*** Opening of Input data ***

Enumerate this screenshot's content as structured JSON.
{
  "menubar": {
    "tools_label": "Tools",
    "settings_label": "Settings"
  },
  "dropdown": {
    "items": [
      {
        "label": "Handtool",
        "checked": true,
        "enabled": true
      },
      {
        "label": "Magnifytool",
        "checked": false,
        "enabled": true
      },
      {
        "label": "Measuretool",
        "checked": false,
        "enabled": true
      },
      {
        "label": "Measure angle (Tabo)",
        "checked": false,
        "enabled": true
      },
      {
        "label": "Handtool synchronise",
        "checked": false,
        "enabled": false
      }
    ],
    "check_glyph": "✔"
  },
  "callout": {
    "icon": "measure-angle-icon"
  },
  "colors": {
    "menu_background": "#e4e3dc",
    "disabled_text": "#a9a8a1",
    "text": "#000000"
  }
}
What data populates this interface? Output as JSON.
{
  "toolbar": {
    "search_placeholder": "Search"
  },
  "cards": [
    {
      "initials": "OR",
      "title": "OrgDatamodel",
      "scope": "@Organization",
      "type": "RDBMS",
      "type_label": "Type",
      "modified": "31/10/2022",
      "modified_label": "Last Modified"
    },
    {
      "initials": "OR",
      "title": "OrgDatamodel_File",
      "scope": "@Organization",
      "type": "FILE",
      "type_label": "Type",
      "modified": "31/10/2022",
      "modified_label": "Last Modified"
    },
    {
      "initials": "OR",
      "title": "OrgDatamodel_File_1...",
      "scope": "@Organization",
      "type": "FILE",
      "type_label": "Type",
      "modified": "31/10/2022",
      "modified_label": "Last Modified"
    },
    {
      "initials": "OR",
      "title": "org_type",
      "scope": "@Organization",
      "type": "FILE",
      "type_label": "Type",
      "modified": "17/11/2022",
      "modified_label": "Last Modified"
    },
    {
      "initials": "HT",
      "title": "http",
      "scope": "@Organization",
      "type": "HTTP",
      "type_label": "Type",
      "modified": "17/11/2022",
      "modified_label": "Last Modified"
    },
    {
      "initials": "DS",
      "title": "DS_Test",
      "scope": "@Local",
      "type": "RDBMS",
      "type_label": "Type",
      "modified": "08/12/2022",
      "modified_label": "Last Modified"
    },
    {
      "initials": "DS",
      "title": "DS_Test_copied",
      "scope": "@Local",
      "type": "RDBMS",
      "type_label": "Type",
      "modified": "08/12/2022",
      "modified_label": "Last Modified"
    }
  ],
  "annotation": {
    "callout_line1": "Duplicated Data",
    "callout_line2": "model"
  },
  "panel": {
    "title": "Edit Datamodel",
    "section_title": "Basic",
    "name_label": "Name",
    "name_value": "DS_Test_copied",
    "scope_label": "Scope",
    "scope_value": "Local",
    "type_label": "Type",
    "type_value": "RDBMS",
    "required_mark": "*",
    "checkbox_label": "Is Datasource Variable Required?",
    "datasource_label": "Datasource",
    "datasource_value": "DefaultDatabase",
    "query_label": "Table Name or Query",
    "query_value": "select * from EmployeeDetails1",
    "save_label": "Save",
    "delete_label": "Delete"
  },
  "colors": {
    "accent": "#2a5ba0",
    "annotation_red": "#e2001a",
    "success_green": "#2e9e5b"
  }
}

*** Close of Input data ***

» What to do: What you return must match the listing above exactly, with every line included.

» Task output:
Enumerate this screenshot's content as structured JSON.
{
  "menubar": {
    "tools_label": "Tools",
    "settings_label": "Settings"
  },
  "dropdown": {
    "items": [
      {
        "label": "Handtool",
        "checked": true,
        "enabled": true
      },
      {
        "label": "Magnifytool",
        "checked": false,
        "enabled": true
      },
      {
        "label": "Measuretool",
        "checked": false,
        "enabled": true
      },
      {
        "label": "Measure angle (Tabo)",
        "checked": false,
        "enabled": true
      },
      {
        "label": "Handtool synchronise",
        "checked": false,
        "enabled": false
      }
    ],
    "check_glyph": "✔"
  },
  "callout": {
    "icon": "measure-angle-icon"
  },
  "colors": {
    "menu_background": "#e4e3dc",
    "disabled_text": "#a9a8a1",
    "text": "#000000"
  }
}
What data populates this interface? Output as JSON.
{
  "toolbar": {
    "search_placeholder": "Search"
  },
  "cards": [
    {
      "initials": "OR",
      "title": "OrgDatamodel",
      "scope": "@Organization",
      "type": "RDBMS",
      "type_label": "Type",
      "modified": "31/10/2022",
      "modified_label": "Last Modified"
    },
    {
      "initials": "OR",
      "title": "OrgDatamodel_File",
      "scope": "@Organization",
      "type": "FILE",
      "type_label": "Type",
      "modified": "31/10/2022",
      "modified_label": "Last Modified"
    },
    {
      "initials": "OR",
      "title": "OrgDatamodel_File_1...",
      "scope": "@Organization",
      "type": "FILE",
      "type_label": "Type",
      "modified": "31/10/2022",
      "modified_label": "Last Modified"
    },
    {
      "initials": "OR",
      "title": "org_type",
      "scope": "@Organization",
      "type": "FILE",
      "type_label": "Type",
      "modified": "17/11/2022",
      "modified_label": "Last Modified"
    },
    {
      "initials": "HT",
      "title": "http",
      "scope": "@Organization",
      "type": "HTTP",
      "type_label": "Type",
      "modified": "17/11/2022",
      "modified_label": "Last Modified"
    },
    {
      "initials": "DS",
      "title": "DS_Test",
      "scope": "@Local",
      "type": "RDBMS",
      "type_label": "Type",
      "modified": "08/12/2022",
      "modified_label": "Last Modified"
    },
    {
      "initials": "DS",
      "title": "DS_Test_copied",
      "scope": "@Local",
      "type": "RDBMS",
      "type_label": "Type",
      "modified": "08/12/2022",
      "modified_label": "Last Modified"
    }
  ],
  "annotation": {
    "callout_line1": "Duplicated Data",
    "callout_line2": "model"
  },
  "panel": {
    "title": "Edit Datamodel",
    "section_title": "Basic",
    "name_label": "Name",
    "name_value": "DS_Test_copied",
    "scope_label": "Scope",
    "scope_value": "Local",
    "type_label": "Type",
    "type_value": "RDBMS",
    "required_mark": "*",
    "checkbox_label": "Is Datasource Variable Required?",
    "datasource_label": "Datasource",
    "datasource_value": "DefaultDatabase",
    "query_label": "Table Name or Query",
    "query_value": "select * from EmployeeDetails1",
    "save_label": "Save",
    "delete_label": "Delete"
  },
  "colors": {
    "accent": "#2a5ba0",
    "annotation_red": "#e2001a",
    "success_green": "#2e9e5b"
  }
}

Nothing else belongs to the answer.